SEC Issues Risk Alert in Response to WannaCry Ransomware Attack

On May 17, 2017, in response to a recent widespread global ransomware attack, the SEC's Office of Compliance Inspections and Examinations issued a risk alert entitled Cybersecurity: Ransomware Alert (the "SEC Alert"). The full text of the SEC Alert is available at:  https://www.sec.gov/files/risk-alert-cybersecurity-ransomware-alert.pdf. The SEC Alert indicated that the SEC recently examined 75 SEC-registered broker-dealers, investment advisers and investment funds to assess industry practices and legal, regulatory and compliance issues in connection with cybersecurity. The SEC Alert further indicated that, based on the foregoing examinations, certain practices may be particularly relevant to smaller registrants with respect to the WannaCry ransomware incident, including the following:

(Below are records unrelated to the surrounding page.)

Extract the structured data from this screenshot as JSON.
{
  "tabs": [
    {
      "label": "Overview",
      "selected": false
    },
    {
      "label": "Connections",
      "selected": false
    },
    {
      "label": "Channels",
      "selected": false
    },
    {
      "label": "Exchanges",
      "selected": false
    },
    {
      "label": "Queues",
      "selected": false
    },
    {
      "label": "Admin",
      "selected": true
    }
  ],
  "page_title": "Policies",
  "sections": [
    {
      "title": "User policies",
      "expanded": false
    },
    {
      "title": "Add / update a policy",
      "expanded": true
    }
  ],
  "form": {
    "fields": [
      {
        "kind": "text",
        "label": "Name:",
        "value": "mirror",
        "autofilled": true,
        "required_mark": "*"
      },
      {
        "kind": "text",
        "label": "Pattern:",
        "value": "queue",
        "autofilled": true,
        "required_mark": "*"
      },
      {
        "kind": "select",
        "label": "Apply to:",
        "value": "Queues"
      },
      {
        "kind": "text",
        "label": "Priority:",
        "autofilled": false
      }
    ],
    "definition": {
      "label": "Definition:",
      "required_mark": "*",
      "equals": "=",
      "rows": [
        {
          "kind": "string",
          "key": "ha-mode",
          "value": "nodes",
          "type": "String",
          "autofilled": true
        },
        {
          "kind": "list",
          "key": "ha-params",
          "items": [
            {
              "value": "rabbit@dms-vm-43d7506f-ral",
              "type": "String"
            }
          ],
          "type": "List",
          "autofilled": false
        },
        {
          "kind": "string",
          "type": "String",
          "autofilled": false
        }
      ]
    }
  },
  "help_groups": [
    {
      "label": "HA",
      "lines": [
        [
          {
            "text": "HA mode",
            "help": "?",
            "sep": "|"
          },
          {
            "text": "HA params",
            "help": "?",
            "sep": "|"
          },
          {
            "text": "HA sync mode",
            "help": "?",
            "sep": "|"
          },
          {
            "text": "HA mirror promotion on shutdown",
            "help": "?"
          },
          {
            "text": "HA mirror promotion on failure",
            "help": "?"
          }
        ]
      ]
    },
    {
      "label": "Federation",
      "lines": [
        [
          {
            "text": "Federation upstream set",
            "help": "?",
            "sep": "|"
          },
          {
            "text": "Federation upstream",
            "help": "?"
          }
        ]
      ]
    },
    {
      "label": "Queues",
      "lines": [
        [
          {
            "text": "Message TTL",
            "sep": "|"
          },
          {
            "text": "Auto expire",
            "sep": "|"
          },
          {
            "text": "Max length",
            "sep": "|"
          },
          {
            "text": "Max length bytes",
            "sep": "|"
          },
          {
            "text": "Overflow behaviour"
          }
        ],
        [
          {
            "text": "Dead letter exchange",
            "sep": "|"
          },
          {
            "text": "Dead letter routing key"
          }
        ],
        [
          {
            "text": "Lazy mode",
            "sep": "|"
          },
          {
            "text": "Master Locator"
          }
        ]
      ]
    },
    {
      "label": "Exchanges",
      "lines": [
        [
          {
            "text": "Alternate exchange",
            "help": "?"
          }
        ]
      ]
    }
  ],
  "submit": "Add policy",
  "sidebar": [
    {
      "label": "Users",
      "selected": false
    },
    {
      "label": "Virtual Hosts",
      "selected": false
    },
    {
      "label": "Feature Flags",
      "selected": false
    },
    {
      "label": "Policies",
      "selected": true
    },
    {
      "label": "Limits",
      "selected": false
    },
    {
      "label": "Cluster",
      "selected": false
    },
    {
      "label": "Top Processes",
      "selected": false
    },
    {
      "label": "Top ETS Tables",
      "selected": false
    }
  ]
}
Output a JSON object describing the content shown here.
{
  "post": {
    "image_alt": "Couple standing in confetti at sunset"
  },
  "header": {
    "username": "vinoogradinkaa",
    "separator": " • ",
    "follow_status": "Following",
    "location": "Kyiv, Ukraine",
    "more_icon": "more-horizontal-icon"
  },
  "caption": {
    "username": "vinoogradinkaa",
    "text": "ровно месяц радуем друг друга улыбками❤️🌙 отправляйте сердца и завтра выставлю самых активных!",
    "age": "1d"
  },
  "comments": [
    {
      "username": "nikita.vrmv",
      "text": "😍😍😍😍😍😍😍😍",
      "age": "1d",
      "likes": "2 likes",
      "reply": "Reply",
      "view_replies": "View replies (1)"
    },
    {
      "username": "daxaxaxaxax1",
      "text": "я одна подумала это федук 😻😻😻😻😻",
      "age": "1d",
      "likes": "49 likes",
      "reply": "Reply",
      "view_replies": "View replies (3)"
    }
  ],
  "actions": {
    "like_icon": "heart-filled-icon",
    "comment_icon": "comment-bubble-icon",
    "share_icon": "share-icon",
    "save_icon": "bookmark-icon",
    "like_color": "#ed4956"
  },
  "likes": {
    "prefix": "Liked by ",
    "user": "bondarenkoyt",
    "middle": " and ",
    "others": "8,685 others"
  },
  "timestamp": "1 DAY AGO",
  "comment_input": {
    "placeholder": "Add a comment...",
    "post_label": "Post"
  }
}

  1.  Cyber-Risk Assessment: Five percent (5%) of broker-dealers and twenty-six percent (26%) of advisers and funds (collectively, "investment management firms") examined did not conduct periodic risk assessments of critical systems to identify cybersecurity threats, vulnerabilities, and the potential business consequences.
  2.  Penetration Tests: Five percent (5%) of broker-dealers and fifty-seven percent (57%) of the investment management firms examined did not conduct penetration tests and vulnerability scans on systems that the firms considered to be critical.
  3. System Maintenance: All broker-dealers and ninety-six percent (96%) of investment management firms examined have a process in place for ensuring regular system maintenance, including the installation of software patches to address security vulnerabilities. However, ten percent (10%) of the broker-dealers and four percent (4%) of investment management firms examined had a significant number of critical and high-risk security patches that were missing important updates.

According to the SEC Alert, broker-dealers and investment managers should: (1) review the alert published by the United States Department of Homeland Security's Computer Emergency Readiness Team (available at: https://www.us-cert.gov/ncas/alerts/TA17-132A), and (2) evaluate whether applicable Microsoft patches for Windows XP, Windows 8, and Windows Server 2003 operating systems are properly and timely installed.

Finally, while the SEC recognized that it is not possible for firms to anticipate and prevent every cyberattack, the SEC Alert indicated that appropriate planning to address cybersecurity issues is important and may assist firms in mitigating the impact of any such attached and any related effects on investors and clients.

If you have questions about this Alert, please contact Daniel G. Viola at 212.573.8038, dviola@sglawyers.com or Yelena Maltser at 212.573.8429, ymaltser@sglawyers.com.

Cheryl Spratt